also found that the increase in these errors “parallels the increase in ADHD diagnoses” over the same time period. The authors note, however, that therapeutic medication errors are preventable, and that most of the reported errors involve “inadvertently” taking or giving the wrong medication, dose, or strength. Key prevention strategies proposed for the pharmacist to consider are:
- Emphasize and improve patient/caregiver education.
- Include information on methods to track doses scheduled/administered and/or the use of child-resistant medication organizers.
- Consider unit-dose/convenience packaging (e.g. blister packs) to simplify tracking scheduled and administered doses for the patient/caregiver.
Although 93 percent of the ADHD medication-related incidents reported to poison centers involved home-based errors, pharmacists and other healthcare professionals must remain vigilant by implementing strategies to reduce all medication errors. Such strategies may include, but are not limited to:
These are illustrations of actual claims that were managed by the CNA insurance companies. However, every claim arises out of its own unique set of facts which must be considered within the context of applicable state and federal laws, as well as the specific terms, conditions and exclusions of each insurance policy, their forms, and optional coverages. The information contained herein is not intended to establish any standard of care, serve as professional advice, or address the circumstances of any specific entity. These statements do not constitute a risk management directive from CNA. No organization or individual should act upon this information without appropriate professional advice, including advice of legal counsel, given after a thorough examination of the individual situation, encompassing a review of relevant facts, laws, and regulations. CNA assumes no responsibility for the consequences of the use or nonuse of this information.
- For unit-dose/convenience packaging:
- Ensure that written repackaging policies, procedures and checklists are established, implemented and readily available to facilitate compliance. Conduct and document all training.
- Designate a repackaging area discrete from other pharmacy activities, and minimize all potential distractions.
- Consider limiting the repackaging process to specific days/times when staffing is sufficient to assign an individual to focus solely on this activity.
- Develop, implement, and adhere to standard operating procedures designed to prevent and/or identify medication errors prior to dispensing. To help confirm that effective methods and systems are established and implemented, refer to the Institute for Safe Medication Practices (ISMP) Medication Safety Self Assessment® for Community/Ambulatory Pharmacy.
- Implement automated identification systems, such as barcode scanning, to reduce the risk of selection and packaging errors. Barcode scanning is one of several error mitigation strategies included in the 2023-2024 ISMP Targeted Medication Safety Best Practices for Community Pharmacy. Refer to this document for further details.

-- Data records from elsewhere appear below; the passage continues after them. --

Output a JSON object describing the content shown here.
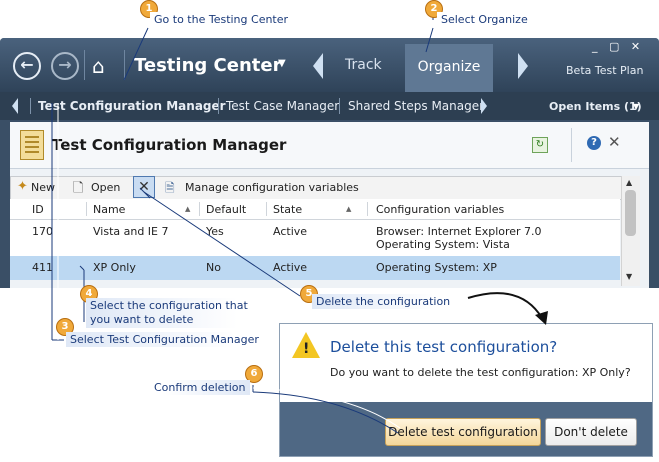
{
  "callouts": [
    {
      "num": "1",
      "text": "Go to the Testing Center"
    },
    {
      "num": "2",
      "text": "Select Organize"
    },
    {
      "num": "3",
      "text": "Select Test Configuration Manager"
    },
    {
      "num": "4",
      "text": "Select the configuration that you want to delete"
    },
    {
      "num": "5",
      "text": "Delete the configuration"
    },
    {
      "num": "6",
      "text": "Confirm deletion"
    }
  ],
  "topbar": {
    "title": "Testing Center",
    "track": "Track",
    "organize": "Organize",
    "plan": "Beta Test Plan",
    "window_controls": "_ ▢ ✕"
  },
  "subbar": {
    "items": [
      "Test Configuration Manager",
      "Test Case Manager",
      "Shared Steps Manager"
    ],
    "open_items": "Open Items (1)"
  },
  "panel": {
    "title": "Test Configuration Manager",
    "toolbar": {
      "new": "New",
      "open": "Open",
      "manage": "Manage configuration variables"
    },
    "columns": [
      "ID",
      "Name",
      "Default",
      "State",
      "Configuration variables"
    ],
    "rows": [
      {
        "id": "170",
        "name": "Vista and IE 7",
        "default": "Yes",
        "state": "Active",
        "vars1": "Browser: Internet Explorer 7.0",
        "vars2": "Operating System: Vista"
      },
      {
        "id": "411",
        "name": "XP Only",
        "default": "No",
        "state": "Active",
        "vars1": "Operating System: XP",
        "vars2": ""
      }
    ]
  },
  "dialog": {
    "title": "Delete this test configuration?",
    "message": "Do you want to delete the test configuration: XP Only?",
    "confirm": "Delete test configuration",
    "cancel": "Don't delete"
  },
  "colors": {
    "frame": "#3a4f66",
    "selected_row": "#bcd8f2",
    "callout": "#f0a93a"
  }
}
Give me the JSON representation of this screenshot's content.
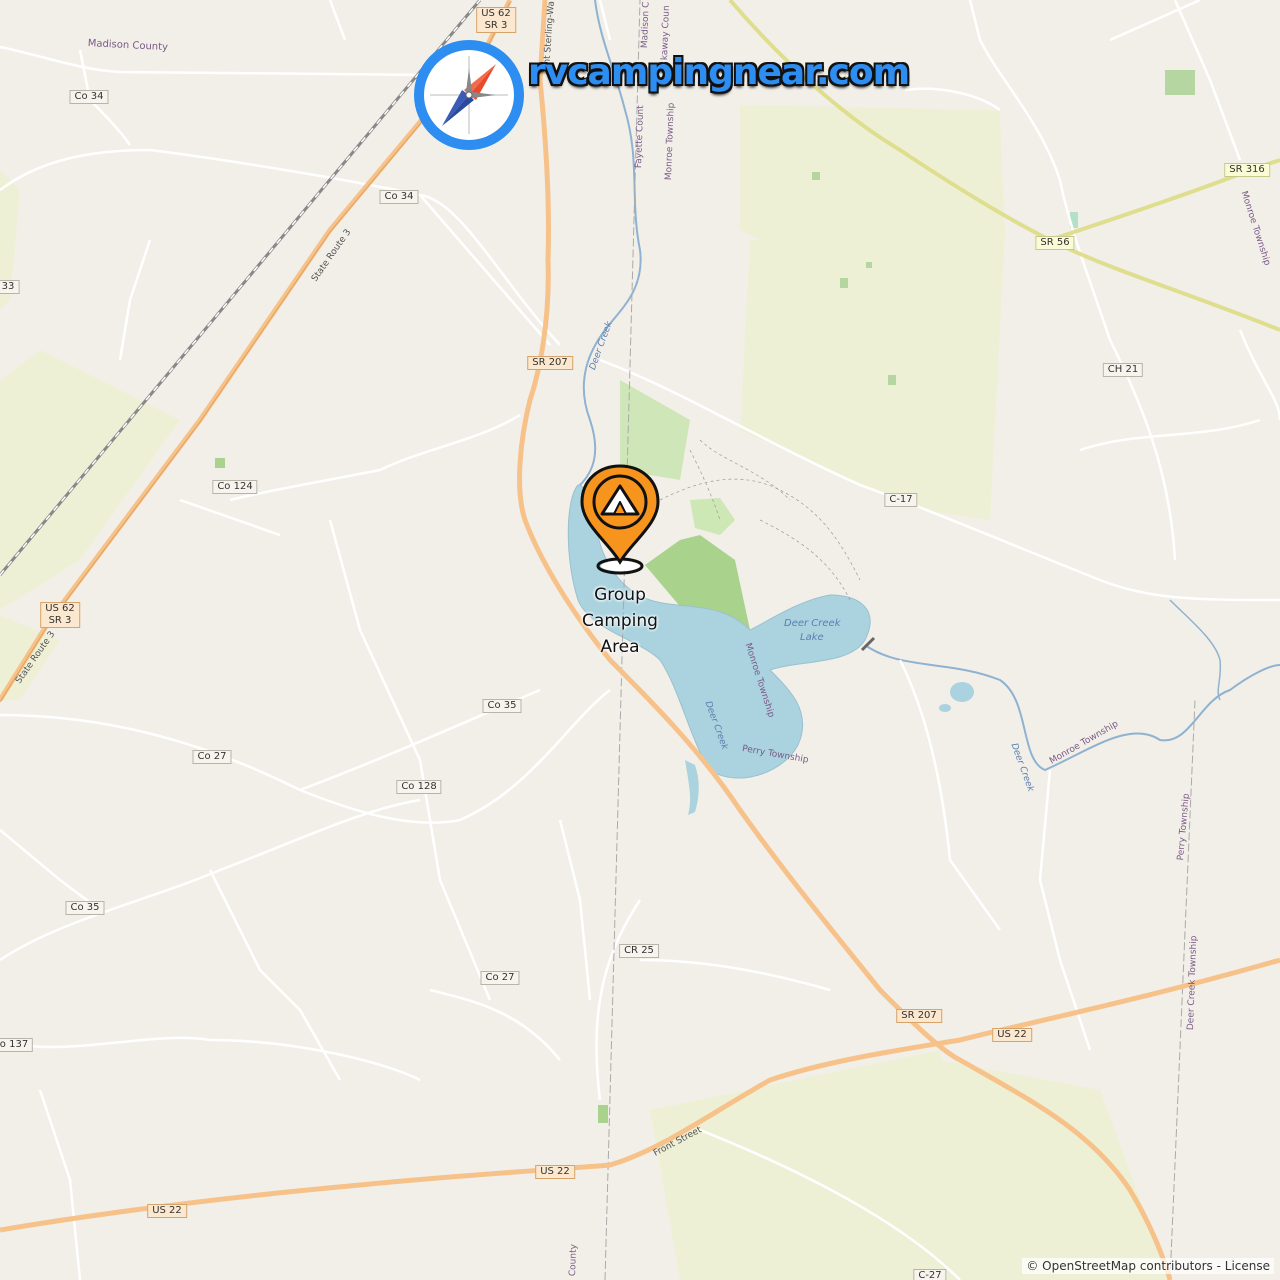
{
  "logo": {
    "text": "rvcampingnear.com",
    "compass": "compass-icon"
  },
  "marker": {
    "label": "Group\nCamping\nArea",
    "icon": "tent-pin-icon",
    "color": "#f7941d"
  },
  "attribution": "© OpenStreetMap contributors - License",
  "road_shields": [
    {
      "id": "us62-sr3-top",
      "text": "US 62\nSR 3",
      "kind": "highway"
    },
    {
      "id": "co34-a",
      "text": "Co 34",
      "kind": "local"
    },
    {
      "id": "co34-b",
      "text": "Co 34",
      "kind": "local"
    },
    {
      "id": "sr316",
      "text": "SR 316",
      "kind": "yellow"
    },
    {
      "id": "sr56",
      "text": "SR 56",
      "kind": "yellow"
    },
    {
      "id": "co33",
      "text": "33",
      "kind": "local"
    },
    {
      "id": "sr207-a",
      "text": "SR 207",
      "kind": "highway"
    },
    {
      "id": "ch21",
      "text": "CH 21",
      "kind": "local"
    },
    {
      "id": "co124",
      "text": "Co 124",
      "kind": "local"
    },
    {
      "id": "c17",
      "text": "C-17",
      "kind": "local"
    },
    {
      "id": "us62-sr3-bottom",
      "text": "US 62\nSR 3",
      "kind": "highway"
    },
    {
      "id": "co35-a",
      "text": "Co 35",
      "kind": "local"
    },
    {
      "id": "co27-a",
      "text": "Co 27",
      "kind": "local"
    },
    {
      "id": "co128",
      "text": "Co 128",
      "kind": "local"
    },
    {
      "id": "co35-b",
      "text": "Co 35",
      "kind": "local"
    },
    {
      "id": "cr25",
      "text": "CR 25",
      "kind": "local"
    },
    {
      "id": "co27-b",
      "text": "Co 27",
      "kind": "local"
    },
    {
      "id": "co137",
      "text": "o 137",
      "kind": "local"
    },
    {
      "id": "sr207-b",
      "text": "SR 207",
      "kind": "highway"
    },
    {
      "id": "us22-a",
      "text": "US 22",
      "kind": "highway"
    },
    {
      "id": "us22-b",
      "text": "US 22",
      "kind": "highway"
    },
    {
      "id": "us22-c",
      "text": "US 22",
      "kind": "highway"
    },
    {
      "id": "c27",
      "text": "C-27",
      "kind": "local"
    }
  ],
  "map_labels": {
    "madison_county": "Madison County",
    "state_route_3_a": "State Route 3",
    "state_route_3_b": "State Route 3",
    "deer_creek_a": "Deer Creek",
    "deer_creek_b": "Deer Creek",
    "deer_creek_c": "Deer Creek",
    "deer_creek_lake_1": "Deer Creek",
    "deer_creek_lake_2": "Lake",
    "monroe_township_a": "Monroe Township",
    "monroe_township_b": "Monroe Township",
    "monroe_township_c": "Monroe Township",
    "monroe_township_d": "Monroe Township",
    "perry_township_a": "Perry Township",
    "perry_township_b": "Perry Township",
    "deer_creek_township": "Deer Creek Township",
    "fayette_county": "Fayette Count",
    "madison_c": "Madison C",
    "pickaway_county": "kaway Coun",
    "mount_sterling": "unt Sterling-Wa",
    "front_street": "Front Street",
    "county_bottom": "County"
  }
}
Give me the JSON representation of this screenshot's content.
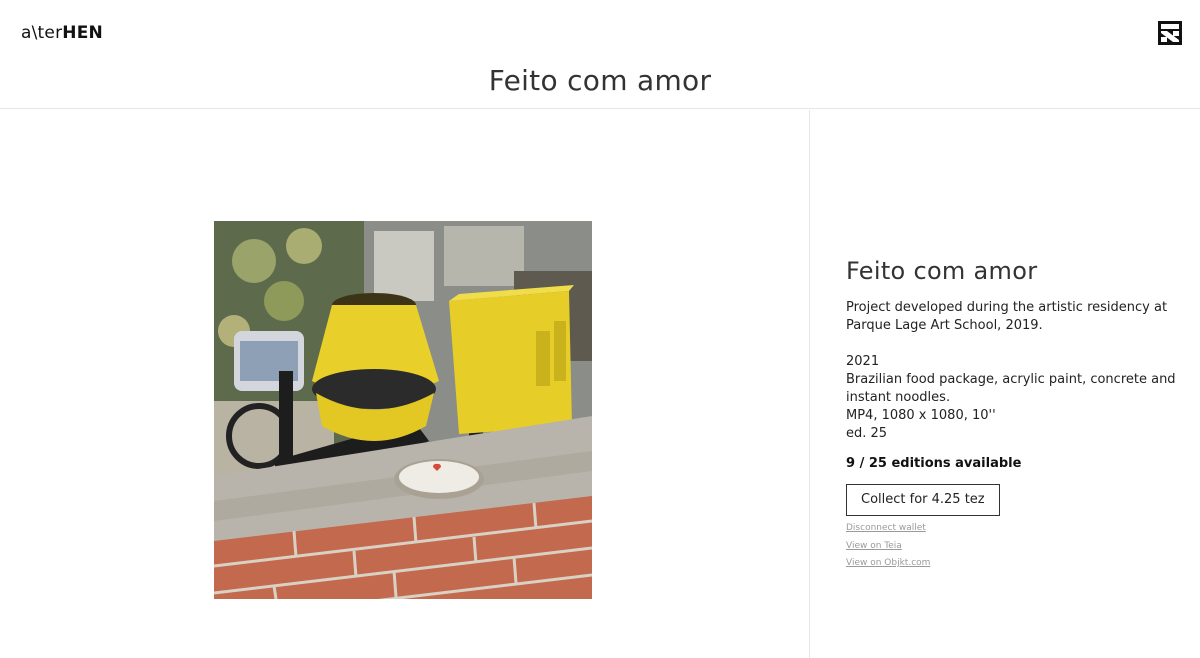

- Apply an independent double check process. Consider implementing this step for prescriptions generally, and to confirm medication selection before repackaging tasks begin.
- Use a checklist to perform a systematic final check, comparing the prescriptions with the vials to be dispensed, or with the repackaged medications.